The directives enjoined all non-retail producers and manufacturers of bottled and sachet water to ensure that all labelling information on both primary and secondary packaging are the same.
Also, the name and contact details of the franchise, where applicable should be on the front of the pack or the principal display panel of the secondary as well as the primary package.
The directive which takes effect from October 1, 2019, was in fulfillment of the Authority's mandate by Section 81 of Public Health Act, (Act 851) to ensure standards for the sale of food.
Madam Gifty Aidoo, the Senior Registration Officer, FDA said the Authority has realised that there is inadequate labelling information on packaged products, hence the need for the engagement and enforcement.
She said some producers have resorted to inappropriate product description, which was against the law and standards stressing that good packaging materials help to prevent contamination of the products.
Madam Aidoo said the forum would ensure that the customers have access to and easy identification of all mandatory labelling information at the point of sale.
Also, she said the directive would also facilitate post-market surveillance.
The general principle is that packaged food should not be described or presented on any label or in any labelling by words, pictorial or other devices which refer to or are suggestive either directly or indirectly of any other product with which such food might be confused.
Mrs Delese A. Darko, the Chief Executive Officer of FDA said concerns were raised about the current inconsistencies in the labelling information on packaged products which became apparent with the upsurge in the use of contract packaging services among producers in the local food industry.
She said Section 148 of the Act said any producers or importers who flout the law would pay a penalty fee of GHC 30,000 or be imprisoned to not more than five years.
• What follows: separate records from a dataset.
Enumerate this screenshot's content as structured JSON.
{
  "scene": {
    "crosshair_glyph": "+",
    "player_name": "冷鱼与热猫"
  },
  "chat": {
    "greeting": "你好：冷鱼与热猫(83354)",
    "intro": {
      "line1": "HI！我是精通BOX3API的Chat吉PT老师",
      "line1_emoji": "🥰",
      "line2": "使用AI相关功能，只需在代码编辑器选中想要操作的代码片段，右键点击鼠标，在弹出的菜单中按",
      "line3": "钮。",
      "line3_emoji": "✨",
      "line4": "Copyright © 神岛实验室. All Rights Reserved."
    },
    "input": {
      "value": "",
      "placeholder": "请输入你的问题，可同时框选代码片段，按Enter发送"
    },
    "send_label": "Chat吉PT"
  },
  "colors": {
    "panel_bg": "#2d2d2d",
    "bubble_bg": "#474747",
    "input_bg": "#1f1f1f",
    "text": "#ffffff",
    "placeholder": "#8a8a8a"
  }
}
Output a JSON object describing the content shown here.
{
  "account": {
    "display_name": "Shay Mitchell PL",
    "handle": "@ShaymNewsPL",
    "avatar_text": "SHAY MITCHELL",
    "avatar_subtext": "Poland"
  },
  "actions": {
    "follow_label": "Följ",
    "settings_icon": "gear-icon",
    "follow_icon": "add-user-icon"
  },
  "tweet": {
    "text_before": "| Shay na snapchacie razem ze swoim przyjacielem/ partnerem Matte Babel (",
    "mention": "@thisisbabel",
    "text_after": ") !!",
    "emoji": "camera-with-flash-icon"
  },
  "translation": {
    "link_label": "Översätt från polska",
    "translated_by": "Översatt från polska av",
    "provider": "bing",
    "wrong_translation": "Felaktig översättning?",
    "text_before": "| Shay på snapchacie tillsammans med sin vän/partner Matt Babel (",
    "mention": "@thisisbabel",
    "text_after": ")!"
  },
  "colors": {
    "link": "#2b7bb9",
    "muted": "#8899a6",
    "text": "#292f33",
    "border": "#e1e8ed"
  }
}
She urged producers to adhere to the directives to avoid falling prey to the law.